“When he’s happy, I’m happy,” Erin Schrader says simply. “I stick close by, but he is much more stable… I definitely think he is more confident.”

Colin has a small abrasion below his right eye, a result of falling a few days ago after making a sharp turn while going a little too fast, but he is unfazed.

“I still like my bike, even if I got hurt once, it won’t stop me from riding it more,” he said.

Moments later, Colin speeds off down the sidewalk, just a boy on his bike.

After receiving a FATWHEEL bike from Beaumont, Colin Schrader is ready for a summer of safe fun in his Birmingham neighborhood
John Heider/ Hometown Life

Contact Susan Bromley at sbromley@hometownlife.com.
Follow her on Twitter @SusanBromley10.





FATWHEELS Adaptive Bikes for Kids with Special Needs
Children and adults with disabilities can bolt these to various bicycles to make riding a bike much easier


By Jenny Kalish / Match 21, 2016
Detroit Metro Parent Magazine

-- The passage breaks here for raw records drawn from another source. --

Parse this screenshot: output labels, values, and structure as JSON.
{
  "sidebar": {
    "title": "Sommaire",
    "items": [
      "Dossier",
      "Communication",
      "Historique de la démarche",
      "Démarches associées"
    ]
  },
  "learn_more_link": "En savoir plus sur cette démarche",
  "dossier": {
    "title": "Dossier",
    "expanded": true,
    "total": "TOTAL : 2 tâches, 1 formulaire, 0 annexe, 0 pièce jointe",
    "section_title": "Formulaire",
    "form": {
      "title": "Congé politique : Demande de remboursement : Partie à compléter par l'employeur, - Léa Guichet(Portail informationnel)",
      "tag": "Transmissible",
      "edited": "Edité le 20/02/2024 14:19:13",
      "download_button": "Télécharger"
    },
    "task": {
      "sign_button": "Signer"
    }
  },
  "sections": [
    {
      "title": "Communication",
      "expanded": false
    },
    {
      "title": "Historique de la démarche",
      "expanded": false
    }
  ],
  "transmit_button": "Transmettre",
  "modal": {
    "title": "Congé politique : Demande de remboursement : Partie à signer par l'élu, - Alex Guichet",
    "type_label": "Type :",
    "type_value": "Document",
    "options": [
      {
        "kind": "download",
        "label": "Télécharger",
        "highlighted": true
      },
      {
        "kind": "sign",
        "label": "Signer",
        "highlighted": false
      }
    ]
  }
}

For 22-year-old Geordi Berlingieri of Plymouth, learning to ride a bike didn’t come naturally growing up. Geordi suffers from an intellectual disability that makes it difficult for him to keep his balance on a bicycle.

“We had gone to physical therapy, occupational therapy, bike-riding clinics and so on, and he just couldn’t ride,” recalls Geordi’s mom, Colleen Berlingieri. “So we stumbled upon this product on the internet,

FATWHEELS, which are kind of like regular training wheels on steroids. ”FATWHEELS come in three sizes: Small, Large and Adult. They’re incredibly sturdy and can be affixed to various size bicycles. Not only did FATWHEELS help Geordi learn to ride at age 10 - he was able to ride successfully on his very first try.

"We were tickled pink", Colleen says. "We couldn't believe that we just put them on and away he went.

Realizing the potential FATWHEELS could have in the special needs and physical therapy communities, Colleen later purchases FATWHEELS with her husband, Tony in 2013 from the company's founder in North Carolina (it first debuted in 1997). The family, which also includes son Jacob, 11, hasn’t looked back.

Most recently, they’ve been working with parents/caregivers, hospitals, outpatient clinics and school progrmas country wide to get FATWHEELS to children and adults who need them. They've also sponsored a group of advanced engineering students at the University of Michigan to develop a new "quick disconnect" version of FATWHEELS Adult model.


It’s had a big impact on Geordi’s life too. He doesn’t have a driver’s license, so FATWHEELS help him independently get around his community.“

I know it’s just bike-riding, but it's more than that," Colleen says, "For a child, riding your bike around the neighborhood, I mean that's a rite of passage, that's inclusion.